As cybercriminals are rehashing old threats, creating data-stealing microsites, websites and repurposing data channels to milk global crises, it is becoming increasingly essential to make sure you do not put your confidential documents and data at risk. The beginning of 2021 has seen a rise of data frauds and cybersecurity threats, even as almost nations are charting out their paths to economic recoveries while others are still in the grasp of federal restrictions.
Unfortunately, crises such as these bring out the worst in fraudsters and scammers who are now exploiting every trick in the book to steal data and money. The beginning of February 2021 saw the rise of fraud websites and impersonating legitimate sources of data to steal information. The launch of a new range of fraudulent online marketplaces offering deals on essentials and products in short supply was another avenue for fraudsters to make money. These recent campaigns targeting people of their personal data and funds show how scammers are feeding on anxieties to create chaos and unrest.
The Johns Hopkins University recently created a popular map that allowed researchers, public health authorities and people to track the progression of the global health crisis with an aim to provide useful statistics. Given that most people were trying to stay up-to-date on the latest reports and progress, the organization became an ideal target for fraudsters to imitate. Fraudulent maps impersonating the actual John Hopkins map created added features such as a chat window and pop-up ads. In this false map, if an unsuspecting victim clicked on any part of the map, it would redirect them to a phishing website that tried to scam them out of their data and attempt in stealing their login credentials. It even contained malware that was automatically downloaded on the victim’s computer.
Similarly, the World Health Organization which is one of the best and leading sources of information on any health issue and is heavily relied on by people to stay on top of daily health information was another target. In a recent campaign, cybercriminals who imitated WHO officials began to email victims with false data. The emails sent out included either an attachment or dubious link that would lead to malware, making its way onto the victim’s computer. The fraudsters spent a good deal of time by upping their game in creating a false website impersonating the WHO, to trick victims into downloading fraudulent applications claiming to have relevant guidelines and data. Once a victim clicked on the download button, it would launch malware onto the victim’s computer. Depending on the location of the victim’s computer and other elements, such as varying payloads, different forms of information-stealing mechanisms, including ransomware, would be downloaded on the computer.
Also, with a shortage of personal equipment and hygienic products, numerous fake online stores began to spring up as scammers looked for new ways to defraud their victims. Unfortunately, such websites became extremely popular, and cybercriminals also began to offer health apparel and smartphones as a one-stop shop. These online shops would steal the credit card information or financial details logged in by the victim and siphon off the data when the victim would attempt to purchase from the site.

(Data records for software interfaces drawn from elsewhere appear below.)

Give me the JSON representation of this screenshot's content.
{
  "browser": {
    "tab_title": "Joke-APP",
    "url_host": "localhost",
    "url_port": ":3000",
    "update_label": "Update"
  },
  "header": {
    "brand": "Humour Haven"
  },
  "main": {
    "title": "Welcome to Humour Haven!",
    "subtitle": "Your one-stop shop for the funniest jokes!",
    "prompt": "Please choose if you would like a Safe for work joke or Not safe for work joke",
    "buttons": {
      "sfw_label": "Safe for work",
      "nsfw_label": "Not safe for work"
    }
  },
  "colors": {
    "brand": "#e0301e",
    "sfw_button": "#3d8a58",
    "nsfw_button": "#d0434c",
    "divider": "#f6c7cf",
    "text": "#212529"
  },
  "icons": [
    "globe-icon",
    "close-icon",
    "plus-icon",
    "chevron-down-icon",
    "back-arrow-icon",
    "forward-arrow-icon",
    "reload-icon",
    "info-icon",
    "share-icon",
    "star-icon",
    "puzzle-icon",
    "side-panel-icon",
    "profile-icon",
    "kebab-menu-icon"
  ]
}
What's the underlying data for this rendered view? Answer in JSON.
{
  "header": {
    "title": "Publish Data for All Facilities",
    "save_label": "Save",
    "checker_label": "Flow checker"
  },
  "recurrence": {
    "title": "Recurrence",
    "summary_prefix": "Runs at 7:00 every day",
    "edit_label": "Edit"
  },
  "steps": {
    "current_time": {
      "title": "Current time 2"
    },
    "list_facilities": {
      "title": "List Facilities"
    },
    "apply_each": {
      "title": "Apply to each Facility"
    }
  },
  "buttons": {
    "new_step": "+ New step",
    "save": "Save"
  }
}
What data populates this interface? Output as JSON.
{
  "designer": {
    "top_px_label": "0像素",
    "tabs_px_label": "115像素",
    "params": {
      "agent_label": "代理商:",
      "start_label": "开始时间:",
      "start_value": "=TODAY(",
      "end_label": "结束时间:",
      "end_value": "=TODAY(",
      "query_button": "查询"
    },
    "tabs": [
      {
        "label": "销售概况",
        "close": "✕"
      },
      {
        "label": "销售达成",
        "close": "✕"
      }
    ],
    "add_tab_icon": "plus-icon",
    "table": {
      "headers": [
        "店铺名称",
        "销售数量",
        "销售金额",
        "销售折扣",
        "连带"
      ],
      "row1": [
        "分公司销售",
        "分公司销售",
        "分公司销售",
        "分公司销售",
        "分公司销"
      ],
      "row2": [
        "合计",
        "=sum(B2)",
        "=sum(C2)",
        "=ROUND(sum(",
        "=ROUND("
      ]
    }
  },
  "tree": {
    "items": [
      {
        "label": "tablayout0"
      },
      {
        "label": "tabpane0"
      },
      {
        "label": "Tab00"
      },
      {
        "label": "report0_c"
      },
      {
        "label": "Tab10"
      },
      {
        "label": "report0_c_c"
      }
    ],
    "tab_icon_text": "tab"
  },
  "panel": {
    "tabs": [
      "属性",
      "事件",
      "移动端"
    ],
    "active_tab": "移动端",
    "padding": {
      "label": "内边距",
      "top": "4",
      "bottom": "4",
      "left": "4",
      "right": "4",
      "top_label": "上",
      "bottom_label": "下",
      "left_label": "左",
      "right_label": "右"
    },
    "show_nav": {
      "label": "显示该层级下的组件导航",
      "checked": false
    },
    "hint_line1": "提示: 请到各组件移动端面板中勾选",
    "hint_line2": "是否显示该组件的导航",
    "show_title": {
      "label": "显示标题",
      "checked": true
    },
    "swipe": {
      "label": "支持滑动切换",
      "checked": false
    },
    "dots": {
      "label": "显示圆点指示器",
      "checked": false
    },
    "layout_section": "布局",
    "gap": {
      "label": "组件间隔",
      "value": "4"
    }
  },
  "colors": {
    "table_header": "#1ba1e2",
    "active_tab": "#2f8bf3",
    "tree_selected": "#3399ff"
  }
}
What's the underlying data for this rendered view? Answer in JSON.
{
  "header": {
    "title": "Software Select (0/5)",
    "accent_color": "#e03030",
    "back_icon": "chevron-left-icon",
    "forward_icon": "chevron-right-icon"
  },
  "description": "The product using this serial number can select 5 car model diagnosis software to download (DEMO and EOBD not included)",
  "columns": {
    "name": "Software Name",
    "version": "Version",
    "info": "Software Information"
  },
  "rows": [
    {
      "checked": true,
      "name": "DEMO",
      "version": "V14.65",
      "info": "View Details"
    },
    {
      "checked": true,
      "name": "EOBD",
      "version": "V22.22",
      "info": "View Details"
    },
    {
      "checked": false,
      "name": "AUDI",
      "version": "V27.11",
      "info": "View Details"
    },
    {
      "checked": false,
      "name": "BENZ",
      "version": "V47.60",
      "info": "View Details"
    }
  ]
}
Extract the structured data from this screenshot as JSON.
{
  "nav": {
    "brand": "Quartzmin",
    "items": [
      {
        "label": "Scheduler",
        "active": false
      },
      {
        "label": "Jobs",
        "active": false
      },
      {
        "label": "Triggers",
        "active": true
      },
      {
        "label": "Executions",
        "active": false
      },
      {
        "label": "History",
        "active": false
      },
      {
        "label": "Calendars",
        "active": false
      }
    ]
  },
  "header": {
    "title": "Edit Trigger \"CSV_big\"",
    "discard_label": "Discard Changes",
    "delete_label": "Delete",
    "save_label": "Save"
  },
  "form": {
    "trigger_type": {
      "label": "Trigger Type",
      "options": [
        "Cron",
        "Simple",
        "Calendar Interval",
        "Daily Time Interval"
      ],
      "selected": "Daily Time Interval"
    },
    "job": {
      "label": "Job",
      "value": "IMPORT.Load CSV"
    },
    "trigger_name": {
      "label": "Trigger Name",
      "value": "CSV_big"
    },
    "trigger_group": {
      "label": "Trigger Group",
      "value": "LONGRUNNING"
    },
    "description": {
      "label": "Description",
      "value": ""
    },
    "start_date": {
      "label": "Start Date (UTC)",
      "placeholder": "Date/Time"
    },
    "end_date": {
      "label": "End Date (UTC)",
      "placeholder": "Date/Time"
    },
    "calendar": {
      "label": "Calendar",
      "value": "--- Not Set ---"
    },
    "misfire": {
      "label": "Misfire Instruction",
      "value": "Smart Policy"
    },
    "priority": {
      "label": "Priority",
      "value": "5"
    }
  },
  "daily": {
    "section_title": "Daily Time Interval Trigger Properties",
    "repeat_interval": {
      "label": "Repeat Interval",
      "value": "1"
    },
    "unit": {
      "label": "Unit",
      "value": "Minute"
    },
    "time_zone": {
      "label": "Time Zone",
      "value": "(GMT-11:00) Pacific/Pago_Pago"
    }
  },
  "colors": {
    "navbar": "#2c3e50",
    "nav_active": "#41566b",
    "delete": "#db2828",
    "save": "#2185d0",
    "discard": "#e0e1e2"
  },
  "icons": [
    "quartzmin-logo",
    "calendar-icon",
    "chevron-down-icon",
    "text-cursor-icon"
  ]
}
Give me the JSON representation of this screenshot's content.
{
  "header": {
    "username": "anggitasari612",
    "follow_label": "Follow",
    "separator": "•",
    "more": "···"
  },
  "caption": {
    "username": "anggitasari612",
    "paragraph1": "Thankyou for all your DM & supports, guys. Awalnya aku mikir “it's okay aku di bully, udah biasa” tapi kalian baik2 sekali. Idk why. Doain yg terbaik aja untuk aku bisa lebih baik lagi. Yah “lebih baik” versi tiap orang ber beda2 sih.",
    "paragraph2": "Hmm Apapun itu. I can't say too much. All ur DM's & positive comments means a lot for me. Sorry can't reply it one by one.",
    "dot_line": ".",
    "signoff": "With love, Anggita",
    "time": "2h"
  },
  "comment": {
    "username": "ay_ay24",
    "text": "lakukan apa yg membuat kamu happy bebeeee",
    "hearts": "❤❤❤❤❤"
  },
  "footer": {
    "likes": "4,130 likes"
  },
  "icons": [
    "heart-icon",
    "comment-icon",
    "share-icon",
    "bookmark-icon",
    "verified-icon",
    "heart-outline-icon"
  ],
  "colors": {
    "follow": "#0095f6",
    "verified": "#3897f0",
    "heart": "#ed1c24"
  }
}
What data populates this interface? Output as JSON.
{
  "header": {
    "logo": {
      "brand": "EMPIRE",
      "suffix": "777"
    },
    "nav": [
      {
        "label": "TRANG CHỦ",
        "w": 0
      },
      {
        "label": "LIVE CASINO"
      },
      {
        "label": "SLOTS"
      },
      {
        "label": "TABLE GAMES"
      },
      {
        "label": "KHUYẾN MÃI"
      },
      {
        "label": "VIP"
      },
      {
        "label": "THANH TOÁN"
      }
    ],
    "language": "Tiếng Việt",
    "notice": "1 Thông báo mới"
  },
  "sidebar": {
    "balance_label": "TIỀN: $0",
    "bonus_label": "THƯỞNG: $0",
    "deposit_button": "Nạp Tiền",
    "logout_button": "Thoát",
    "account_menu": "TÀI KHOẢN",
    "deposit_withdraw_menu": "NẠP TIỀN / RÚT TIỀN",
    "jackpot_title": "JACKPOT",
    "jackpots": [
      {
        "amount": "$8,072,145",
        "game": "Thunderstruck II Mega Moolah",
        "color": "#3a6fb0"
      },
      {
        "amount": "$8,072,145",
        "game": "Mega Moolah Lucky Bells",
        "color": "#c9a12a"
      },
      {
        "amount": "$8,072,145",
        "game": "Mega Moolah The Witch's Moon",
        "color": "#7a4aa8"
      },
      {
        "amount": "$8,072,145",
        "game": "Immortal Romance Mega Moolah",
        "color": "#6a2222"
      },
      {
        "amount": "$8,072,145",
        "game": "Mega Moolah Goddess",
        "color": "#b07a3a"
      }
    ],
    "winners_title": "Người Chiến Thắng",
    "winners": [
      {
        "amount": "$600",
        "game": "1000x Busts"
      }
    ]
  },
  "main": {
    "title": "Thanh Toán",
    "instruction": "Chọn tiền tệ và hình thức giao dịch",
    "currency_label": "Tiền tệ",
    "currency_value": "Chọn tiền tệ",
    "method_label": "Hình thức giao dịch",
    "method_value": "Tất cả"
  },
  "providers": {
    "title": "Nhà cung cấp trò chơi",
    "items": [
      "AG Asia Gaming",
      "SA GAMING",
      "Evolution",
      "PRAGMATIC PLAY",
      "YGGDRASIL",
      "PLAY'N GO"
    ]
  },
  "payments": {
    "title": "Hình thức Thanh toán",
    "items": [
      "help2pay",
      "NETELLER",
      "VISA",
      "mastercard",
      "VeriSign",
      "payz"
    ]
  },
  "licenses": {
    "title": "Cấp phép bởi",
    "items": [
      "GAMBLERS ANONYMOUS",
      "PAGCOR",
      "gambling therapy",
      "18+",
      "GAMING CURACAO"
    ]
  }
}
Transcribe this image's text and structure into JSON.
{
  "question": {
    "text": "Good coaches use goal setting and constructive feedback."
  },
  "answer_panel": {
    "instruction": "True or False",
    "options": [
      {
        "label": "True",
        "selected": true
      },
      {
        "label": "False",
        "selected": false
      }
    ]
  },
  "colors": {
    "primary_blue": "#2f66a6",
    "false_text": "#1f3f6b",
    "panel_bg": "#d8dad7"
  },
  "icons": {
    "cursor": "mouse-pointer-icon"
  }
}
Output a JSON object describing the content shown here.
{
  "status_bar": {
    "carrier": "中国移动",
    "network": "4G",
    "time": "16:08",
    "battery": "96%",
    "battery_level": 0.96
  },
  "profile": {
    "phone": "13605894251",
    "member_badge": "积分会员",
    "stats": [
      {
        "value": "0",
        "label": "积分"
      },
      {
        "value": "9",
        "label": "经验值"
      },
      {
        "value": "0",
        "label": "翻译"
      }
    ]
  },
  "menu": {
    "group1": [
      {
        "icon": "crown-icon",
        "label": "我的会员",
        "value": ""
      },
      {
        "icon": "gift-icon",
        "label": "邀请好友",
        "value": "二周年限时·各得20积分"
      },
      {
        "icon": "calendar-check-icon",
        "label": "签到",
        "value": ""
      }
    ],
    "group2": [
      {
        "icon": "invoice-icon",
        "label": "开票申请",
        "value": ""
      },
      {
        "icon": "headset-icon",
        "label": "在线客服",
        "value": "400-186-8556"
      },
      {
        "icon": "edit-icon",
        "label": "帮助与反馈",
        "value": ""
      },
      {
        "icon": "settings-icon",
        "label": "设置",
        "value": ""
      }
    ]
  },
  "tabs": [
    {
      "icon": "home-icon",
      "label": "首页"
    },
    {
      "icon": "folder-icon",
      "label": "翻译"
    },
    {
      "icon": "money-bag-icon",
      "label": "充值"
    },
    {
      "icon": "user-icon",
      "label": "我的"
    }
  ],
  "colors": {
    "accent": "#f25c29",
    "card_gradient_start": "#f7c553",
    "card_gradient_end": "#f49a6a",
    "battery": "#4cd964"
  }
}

Another scam that continues to remain popular with cybercriminals is preying on people’s good nature and the philanthropic spirit of charity. This new scam would prey on people who are experiencing financial difficulties or persuade them into believing that can make easy money. Emails posing as wealthy businessman claiming to be diagnosed with the disease and in an attempt to redeem their souls would describe how they would want to share their vast wealth with charitable organizations. These emails will explain how they would need the victim’s help to do it, and for that, they would pay handsomely. Although the request would appear generous, it was a scam. Once the victim begins to engage in communication, the scammer would relieve the victim of large amounts of money with untrue claims of charges, fees, unanticipated expenses, and bribes needed to release the funds.
These are by far, not all of the scams that cybercriminals have up their sleeves. However, it is evident how low they can sink by psychologically impacting on the fear and confusion of the general public. Hence, it is crucial than ever to remain alert and keep out of harm’s way, both online and in real life. Your unsecured data can be easily stolen, copied, and duplicated in a matter of seconds without your knowledge.
Similarly, if you are responsible for safeguarding documents and data in your organization, the potential result of a data breach could cost your company expensive legal action, damage to your company reputation and brand, loss of consumer trust, and perhaps even insolvency or bankruptcy. To protect your business or confidential information from these risks, especially if you are distributing PDF files and work documents, you need to secure your documents through PDF DRM security. As a document security solution that travels with your protected document, secure PDF files are safeguarded with military-grade encryption. DRM controls enable you to control how your documents can be used by authorized users, such as whether they can be printed or if they should atomically expire after a certain amount of time. And regardless of who is accessing the content and on which device, the robust security layers of PDF DRM can ensure your document content remains safe regardless of where your documents are located.